See your doctor as soon as possible if you notice any of the following:
a lump in your breast
unusual, heavy vaginal bleeding
sudden increase in facial or body hair
dark patches of the skin, in particular the face
yellowing of the skin or eyes
The above list includes serious side effects that may require medical attention. Serious side effects are rare.
See your doctor immediately or go to Accident and Emergency at the nearest hospital if you notice any signs of a blood clot, heart attack or stroke:
sudden severe chest pain that may radiate down your left arm
severe pain and/or swelling in either leg
sudden onset of coughing
unusual or severe prolonged headache
sudden partial or complete loss of eyesight, double vision
dizziness or fainting
weakness or numbness suddenly affecting any part of the body
problems with speech or movement
severe stomach pain.
The symptoms above occur very rarely and can happen whether or not you are taking the pill. They are, however, serious and require urgent medical attention or hospitalisation.
If any of the following allergic reactions occur, see your doctor immediately, or go to Accident and Emergency at the nearest hospital:
swelling of the face, lips, tongue or throat causing difficulty breathing
severe itch or rash on the body.
Tell your doctor if you notice anything that is making you feel unwell. This is not a complete list of all possible side effects. Other side effects not listed above may also occur in some people. Some of these side effects (for example, high blood pressure) can only be found when your doctor does tests from time to time to check your progress.
After taking Brenda-35 ED
Keep Brenda-35 ED where children cannot reach it. A locked cupboard at least one-and-a-half metres above the ground is a good place to store medicines.
Keep your tablets in the pack until it is time to take them. If you take the tablets out of the pack they will not keep well.
Keep your tablets in a cool dry place where the temperature stays below 25 °C.
Do not store Brenda-35 ED or any other medicine in the bathroom or near a sink.
Do not leave Brenda-35 ED in the car or on window sills. Heat and dampness can destroy some medicines.
If your doctor tells you to stop taking Brenda-35 ED, or your tablets have passed their expiry date, ask your pharmacist what to do with any that are left over.
What it looks like
Brenda-35 ED is available as a calendar pack and contains 2 different tablets:
21 small beige round active tablets
7 white round non-active tablets.
On the pack each tablet is marked with a day of the week on which it is to be taken.
The beige active tablets contain two active ingredients: cyproterone acetate 2 mg and ethinyloestradiol 35 mcg.
The white non-active tablets contain lactose. These are also known as placebos or "sugar tablets".
The tablets also contain the following ingredients:
starch - maize
talc - purified
titanium dioxide (E171)
iron oxide yellow CI77492 (E172)
water - purified.
The tablets do not contain gluten, tartrazine or any other azo dyes.
Brenda-35 ED is supplied by:

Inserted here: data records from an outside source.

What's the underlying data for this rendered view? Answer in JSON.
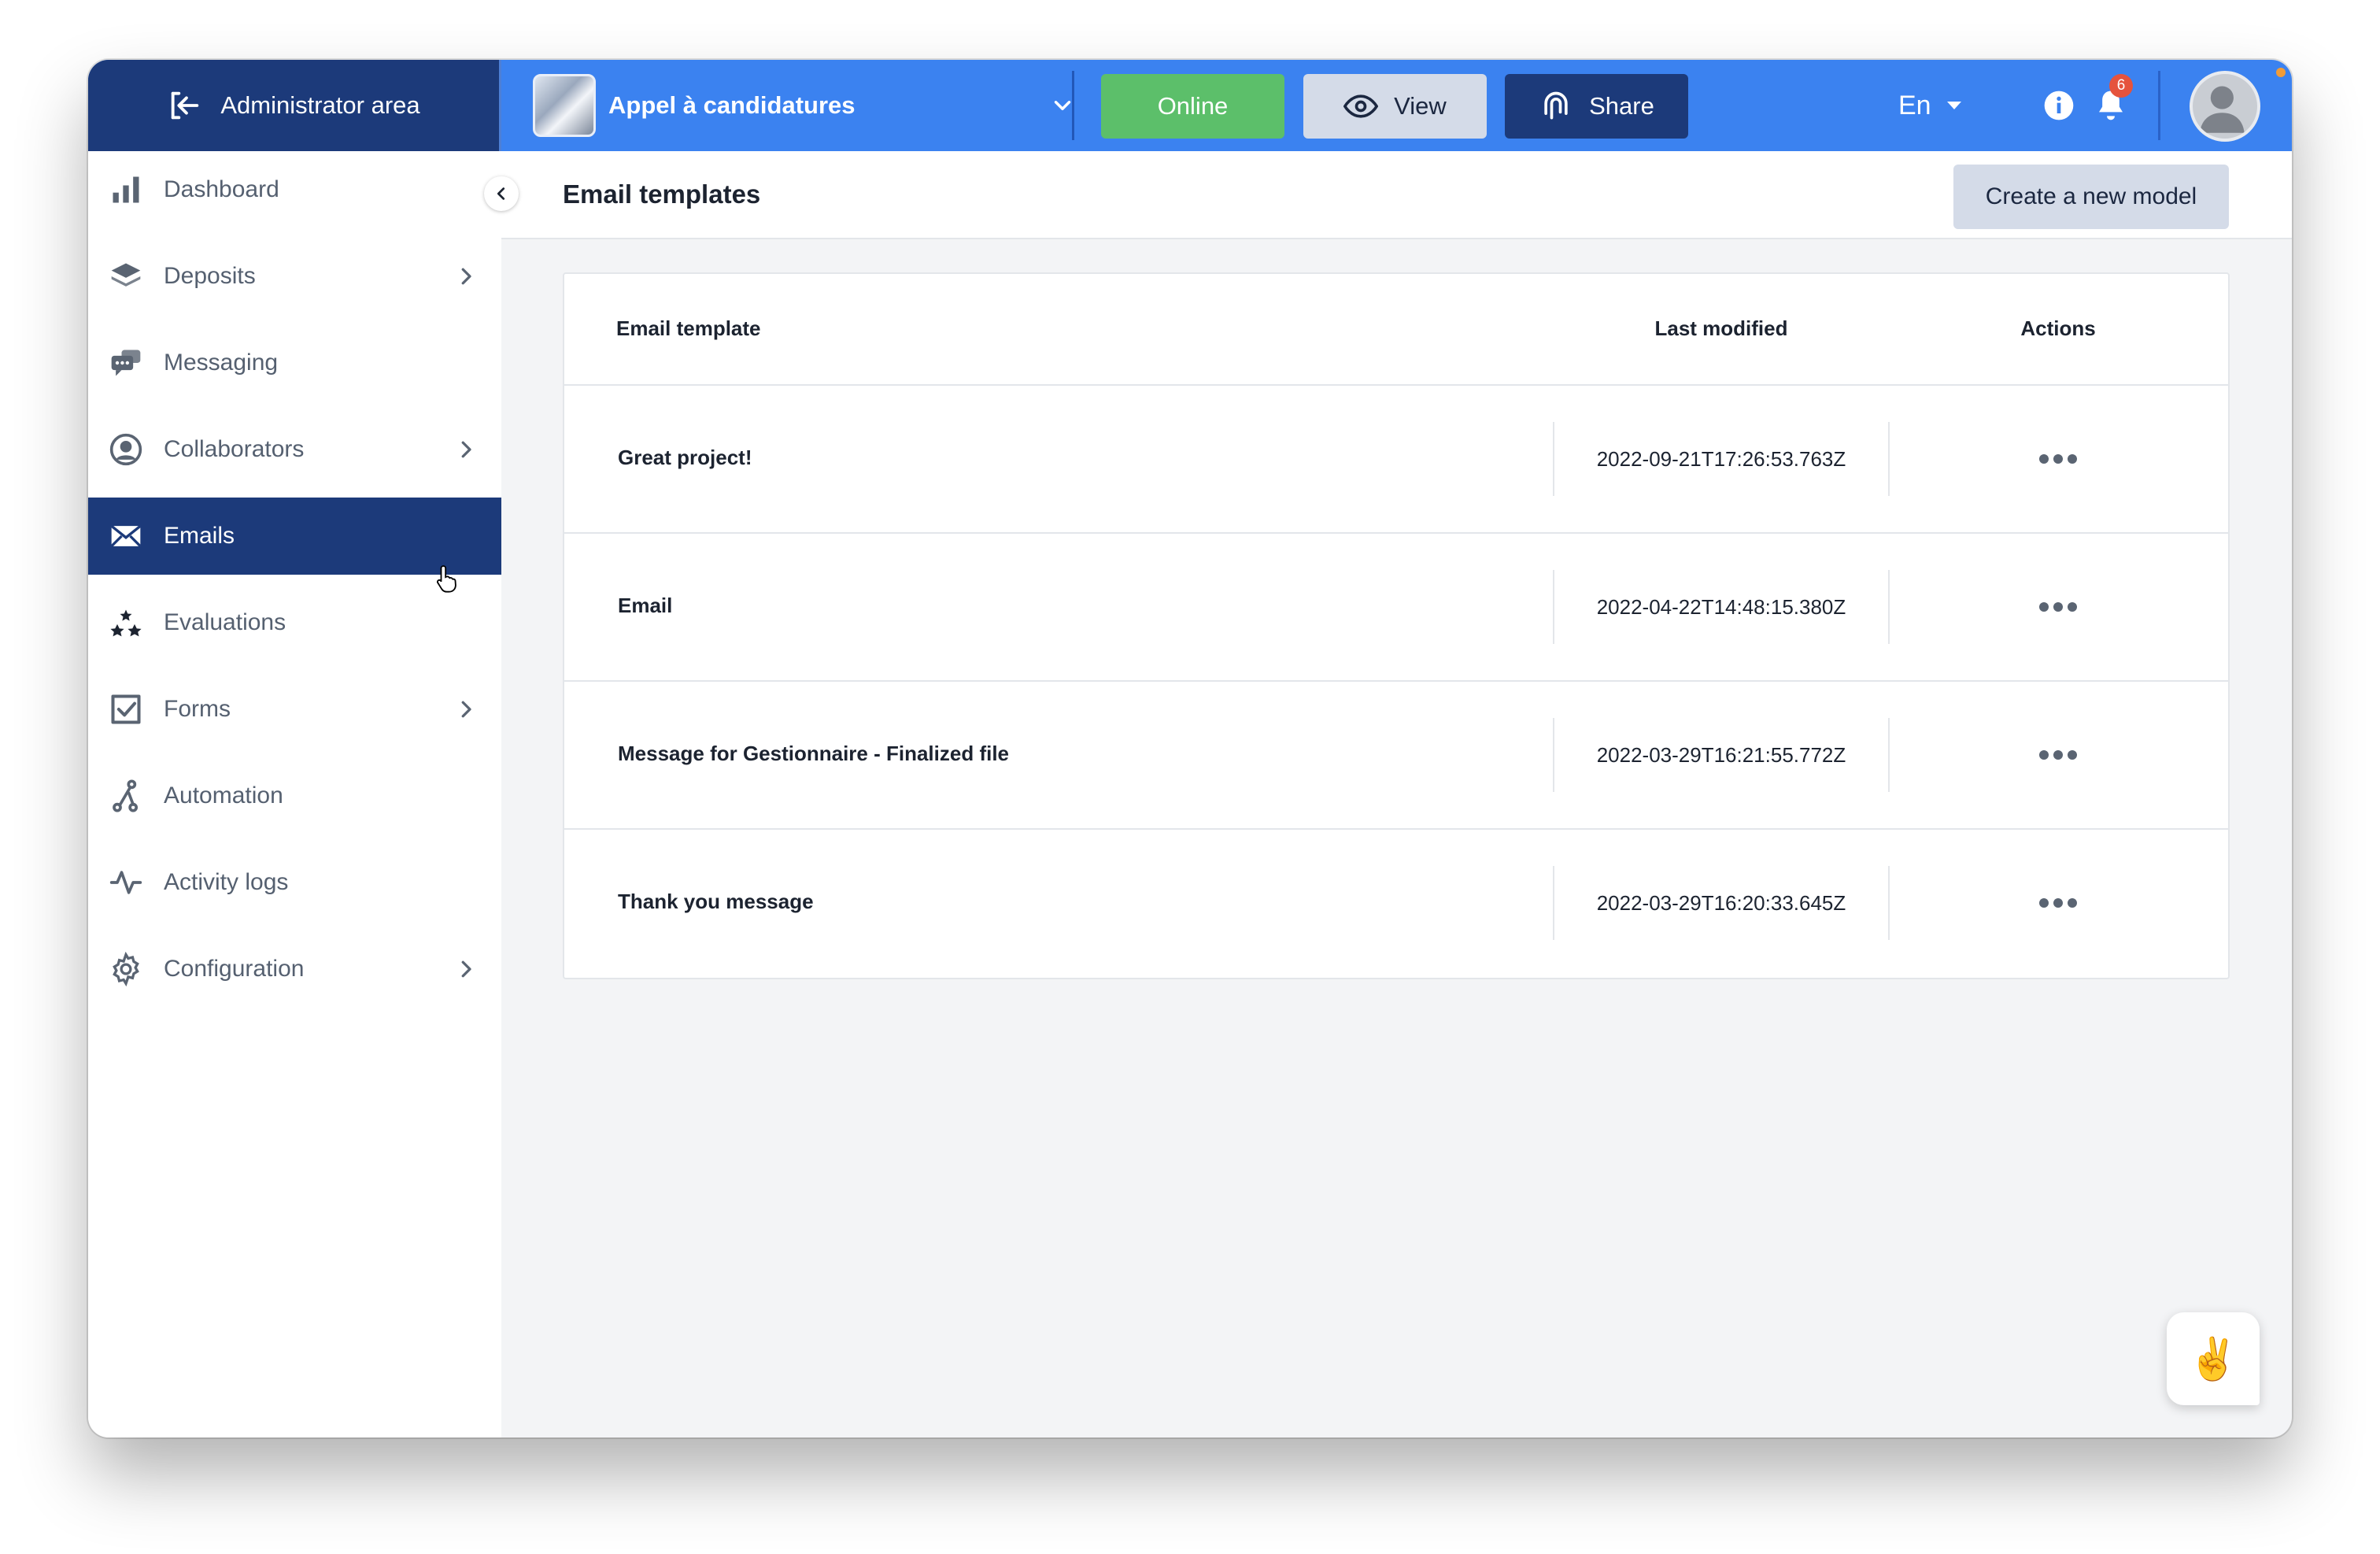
{
  "topbar": {
    "admin_area_label": "Administrator area",
    "campaign_name": "Appel à candidatures",
    "online_label": "Online",
    "view_label": "View",
    "share_label": "Share",
    "language": "En",
    "notification_count": "6"
  },
  "sidebar": {
    "items": [
      {
        "label": "Dashboard",
        "icon": "bar-chart-icon",
        "has_submenu": false,
        "active": false
      },
      {
        "label": "Deposits",
        "icon": "layers-icon",
        "has_submenu": true,
        "active": false
      },
      {
        "label": "Messaging",
        "icon": "chat-bubbles-icon",
        "has_submenu": false,
        "active": false
      },
      {
        "label": "Collaborators",
        "icon": "user-circle-icon",
        "has_submenu": true,
        "active": false
      },
      {
        "label": "Emails",
        "icon": "envelope-icon",
        "has_submenu": false,
        "active": true
      },
      {
        "label": "Evaluations",
        "icon": "stars-icon",
        "has_submenu": false,
        "active": false
      },
      {
        "label": "Forms",
        "icon": "checkbox-icon",
        "has_submenu": true,
        "active": false
      },
      {
        "label": "Automation",
        "icon": "flow-icon",
        "has_submenu": false,
        "active": false
      },
      {
        "label": "Activity logs",
        "icon": "pulse-icon",
        "has_submenu": false,
        "active": false
      },
      {
        "label": "Configuration",
        "icon": "gear-icon",
        "has_submenu": true,
        "active": false
      }
    ]
  },
  "main": {
    "title": "Email templates",
    "create_button_label": "Create a new model",
    "table": {
      "columns": [
        "Email template",
        "Last modified",
        "Actions"
      ],
      "rows": [
        {
          "name": "Great project!",
          "last_modified": "2022-09-21T17:26:53.763Z"
        },
        {
          "name": "Email",
          "last_modified": "2022-04-22T14:48:15.380Z"
        },
        {
          "name": "Message for Gestionnaire - Finalized file",
          "last_modified": "2022-03-29T16:21:55.772Z"
        },
        {
          "name": "Thank you message",
          "last_modified": "2022-03-29T16:20:33.645Z"
        }
      ]
    }
  },
  "chat_widget": {
    "emoji": "✌️"
  },
  "colors": {
    "topbar": "#3b82f0",
    "navy": "#1c3a7a",
    "online_green": "#5cbf6a",
    "badge_red": "#e5533d"
  }
}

Alphapharm Pty Limited
(ABN 93 002 359 739)
Chase Building 2
Wentworth Park Road
Glebe NSW 2037
Phone: (02) 9298 3999
Phone: 1800 028 365
Australian registration number:
Brenda-35 ED - AUST R 55128
This leaflet was prepared on
4 April 2007.